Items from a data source
┌────────

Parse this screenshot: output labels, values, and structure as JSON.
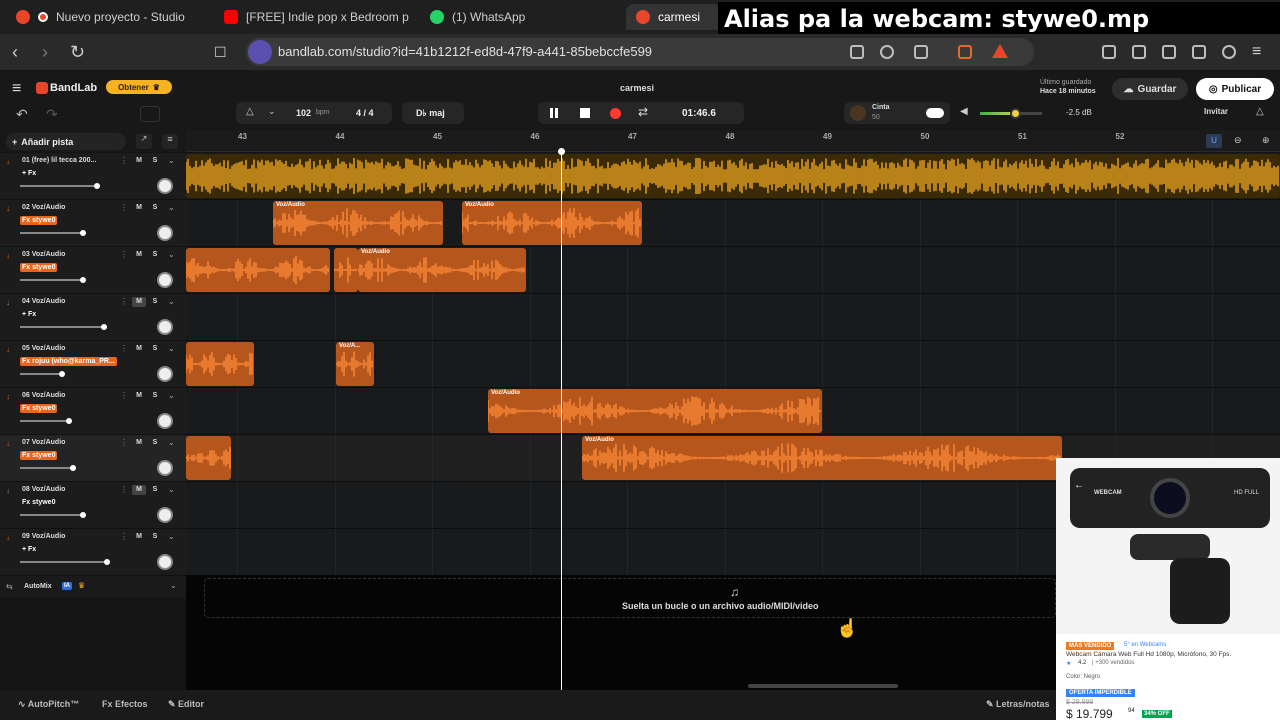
{
  "tabs": [
    {
      "label": "Nuevo proyecto - Studio",
      "favicon": "bandlab-icon"
    },
    {
      "label": "[FREE] Indie pop x Bedroom p",
      "favicon": "youtube-icon"
    },
    {
      "label": "(1) WhatsApp",
      "favicon": "whatsapp-icon"
    },
    {
      "label": "carmesi",
      "favicon": "bandlab-icon"
    }
  ],
  "overlay_text": "Alias pa la webcam: stywe0.mp",
  "url": "bandlab.com/studio?id=41b1212f-ed8d-47f9-a441-85bebccfe599",
  "app": {
    "logo": "BandLab",
    "obtener": "Obtener",
    "project_name": "carmesi",
    "saved_line1": "Último guardado",
    "saved_line2": "Hace 18 minutos",
    "save_label": "Guardar",
    "publish_label": "Publicar",
    "invite_label": "Invitar"
  },
  "transport": {
    "bpm": "102",
    "bpm_unit": "bpm",
    "time_sig": "4 / 4",
    "key": "D♭ maj",
    "time": "01:46.6",
    "tape_label": "Cinta",
    "tape_value": "50",
    "volume_db": "-2.5 dB",
    "master_volume_fraction": 0.58
  },
  "add_track_label": "Añadir pista",
  "ruler": [
    "43",
    "44",
    "45",
    "46",
    "47",
    "48",
    "49",
    "50",
    "51",
    "52"
  ],
  "tracks": [
    {
      "name": "01  (free) lil tecca  200...",
      "fx": "+ Fx",
      "fx_style": "plain",
      "volume": 0.55,
      "muted": false
    },
    {
      "name": "02  Voz/Audio",
      "fx": "Fx stywe0",
      "fx_style": "orange",
      "volume": 0.45,
      "muted": false
    },
    {
      "name": "03  Voz/Audio",
      "fx": "Fx stywe0",
      "fx_style": "orange",
      "volume": 0.45,
      "muted": false
    },
    {
      "name": "04  Voz/Audio",
      "fx": "+ Fx",
      "fx_style": "plain",
      "volume": 0.6,
      "muted": true
    },
    {
      "name": "05  Voz/Audio",
      "fx": "Fx rojuu (who@karma_PR...",
      "fx_style": "orange",
      "volume": 0.3,
      "muted": false
    },
    {
      "name": "06  Voz/Audio",
      "fx": "Fx stywe0",
      "fx_style": "orange",
      "volume": 0.35,
      "muted": false
    },
    {
      "name": "07  Voz/Audio",
      "fx": "Fx stywe0",
      "fx_style": "orange",
      "volume": 0.38,
      "muted": false
    },
    {
      "name": "08  Voz/Audio",
      "fx": "Fx stywe0",
      "fx_style": "plain",
      "volume": 0.45,
      "muted": true
    },
    {
      "name": "09  Voz/Audio",
      "fx": "+ Fx",
      "fx_style": "plain",
      "volume": 0.62,
      "muted": false
    }
  ],
  "clip_label": "Voz/Audio",
  "clip_label_short": "Voz/A...",
  "automix_label": "AutoMix",
  "automix_badge": "IA",
  "drop_text": "Suelta un bucle o un archivo audio/MIDI/video",
  "bottom": {
    "autopitch": "AutoPitch™",
    "efectos": "Efectos",
    "editor": "Editor",
    "lyrics": "Letras/notas"
  },
  "ad": {
    "image_label": "WEBCAM",
    "hd_label": "HD FULL",
    "badge": "MÁS VENDIDO",
    "rank": "5° en Webcams",
    "title": "Webcam Cámara Web Full Hd 1080p, Micrófono, 30 Fps.",
    "rating": "4.2",
    "sold": "| +300 vendidos",
    "color": "Color: Negro",
    "offer": "OFERTA IMPERDIBLE",
    "old_price": "$ 29.999",
    "price": "$ 19.799",
    "cents": "94",
    "discount": "34% OFF"
  },
  "colors": {
    "accent_orange": "#e8651a",
    "beat_yellow": "#f0a820",
    "clip_bg": "#b5561c",
    "record_red": "#ff3b30"
  }
}
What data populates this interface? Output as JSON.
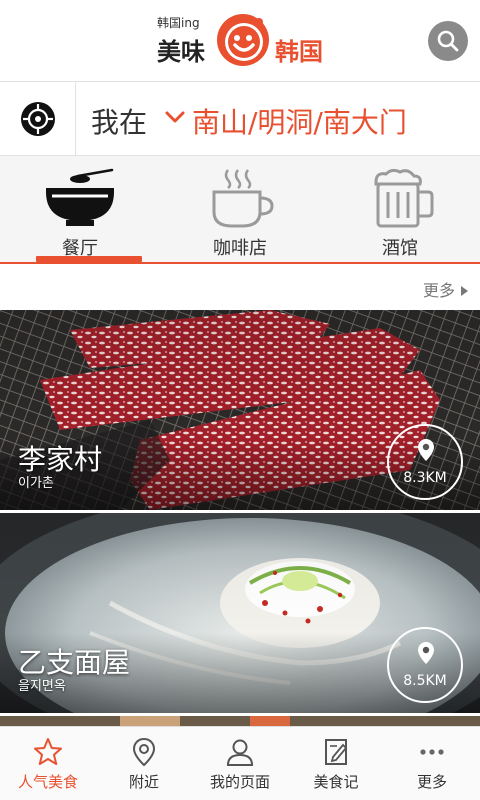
{
  "header": {
    "logo_small": "韩国ing",
    "logo_main": "美味",
    "logo_accent": "韩国"
  },
  "location": {
    "label": "我在",
    "value": "南山/明洞/南大门"
  },
  "categories": [
    {
      "label": "餐厅",
      "icon": "bowl-icon",
      "active": true
    },
    {
      "label": "咖啡店",
      "icon": "coffee-cup-icon",
      "active": false
    },
    {
      "label": "酒馆",
      "icon": "beer-mug-icon",
      "active": false
    }
  ],
  "more": {
    "label": "更多"
  },
  "restaurants": [
    {
      "name": "李家村",
      "subtitle": "이가촌",
      "distance": "8.3KM"
    },
    {
      "name": "乙支面屋",
      "subtitle": "을지면옥",
      "distance": "8.5KM"
    }
  ],
  "bottom_nav": [
    {
      "label": "人气美食",
      "icon": "star-icon",
      "active": true
    },
    {
      "label": "附近",
      "icon": "location-pin-icon",
      "active": false
    },
    {
      "label": "我的页面",
      "icon": "person-icon",
      "active": false
    },
    {
      "label": "美食记",
      "icon": "notes-icon",
      "active": false
    },
    {
      "label": "更多",
      "icon": "more-dots-icon",
      "active": false
    }
  ],
  "colors": {
    "accent": "#e8502f",
    "icon_gray": "#9a9a9a"
  }
}
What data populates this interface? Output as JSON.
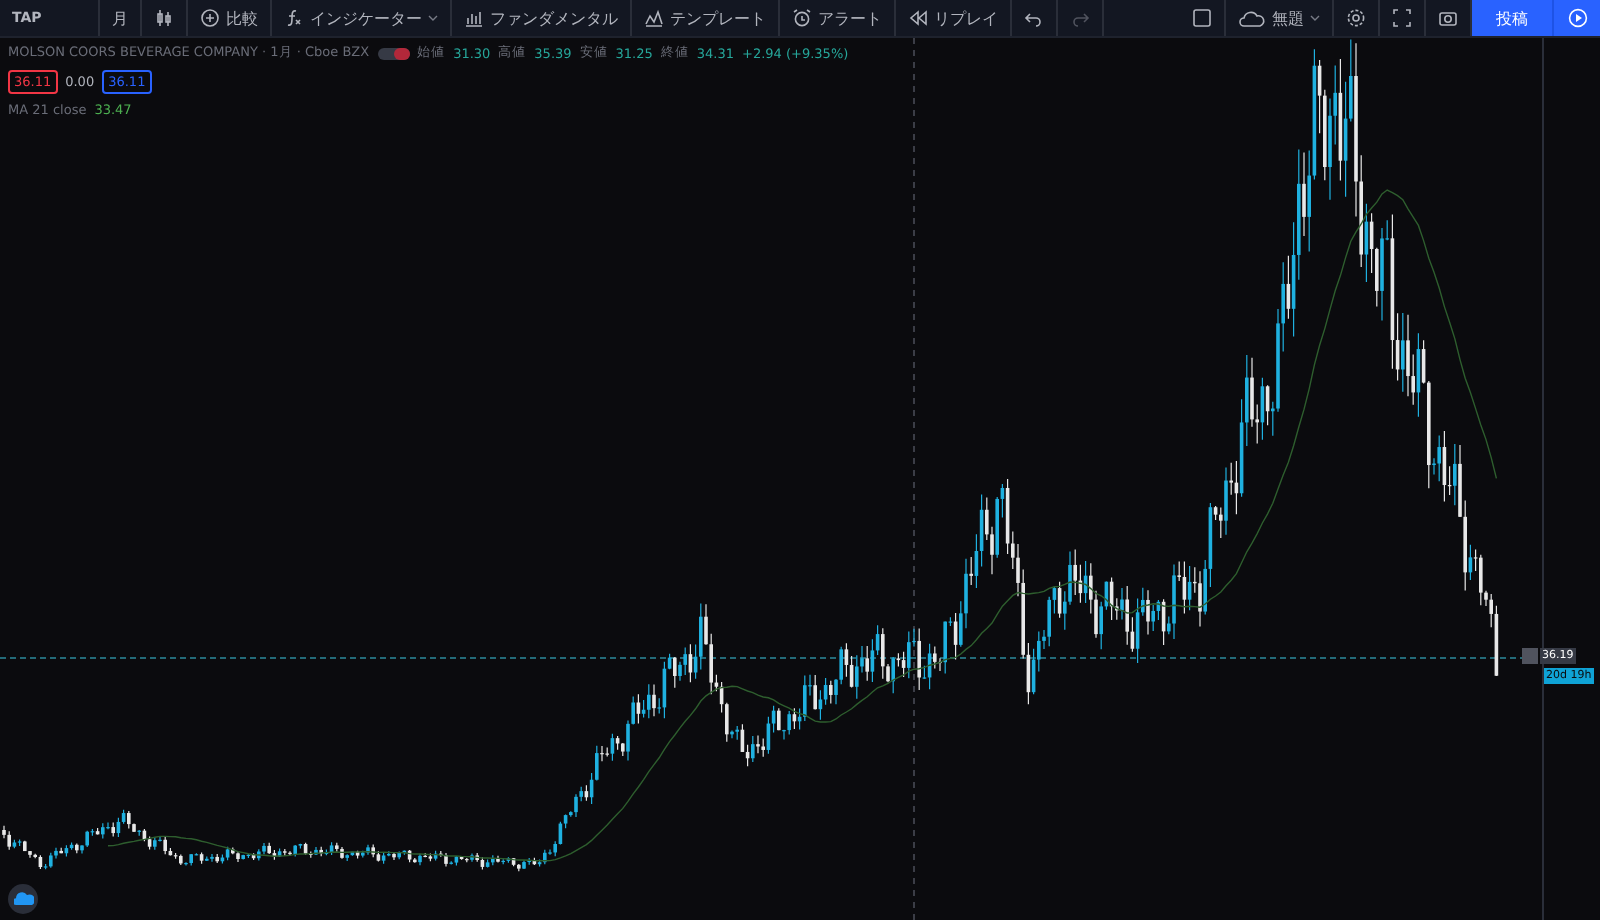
{
  "toolbar": {
    "symbol": "TAP",
    "interval": "月",
    "items": [
      {
        "kind": "compare",
        "label": "比較"
      },
      {
        "kind": "indicators",
        "label": "インジケーター"
      },
      {
        "kind": "fundamentals",
        "label": "ファンダメンタル"
      },
      {
        "kind": "templates",
        "label": "テンプレート"
      },
      {
        "kind": "alert",
        "label": "アラート"
      },
      {
        "kind": "replay",
        "label": "リプレイ"
      }
    ],
    "layout_name": "無題",
    "publish": "投稿"
  },
  "legend": {
    "title": "MOLSON COORS BEVERAGE COMPANY · 1月 · Cboe BZX",
    "ohlc": [
      {
        "label": "始値",
        "value": "31.30"
      },
      {
        "label": "高値",
        "value": "35.39"
      },
      {
        "label": "安値",
        "value": "31.25"
      },
      {
        "label": "終値",
        "value": "34.31"
      }
    ],
    "change": "+2.94 (+9.35%)",
    "bid": "36.11",
    "spread": "0.00",
    "ask": "36.11",
    "ma": {
      "label": "MA 21 close",
      "value": "33.47"
    }
  },
  "price_axis": {
    "last_price": "36.19",
    "countdown": "20d 19h"
  }
}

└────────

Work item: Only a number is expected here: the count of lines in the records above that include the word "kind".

Output below: 6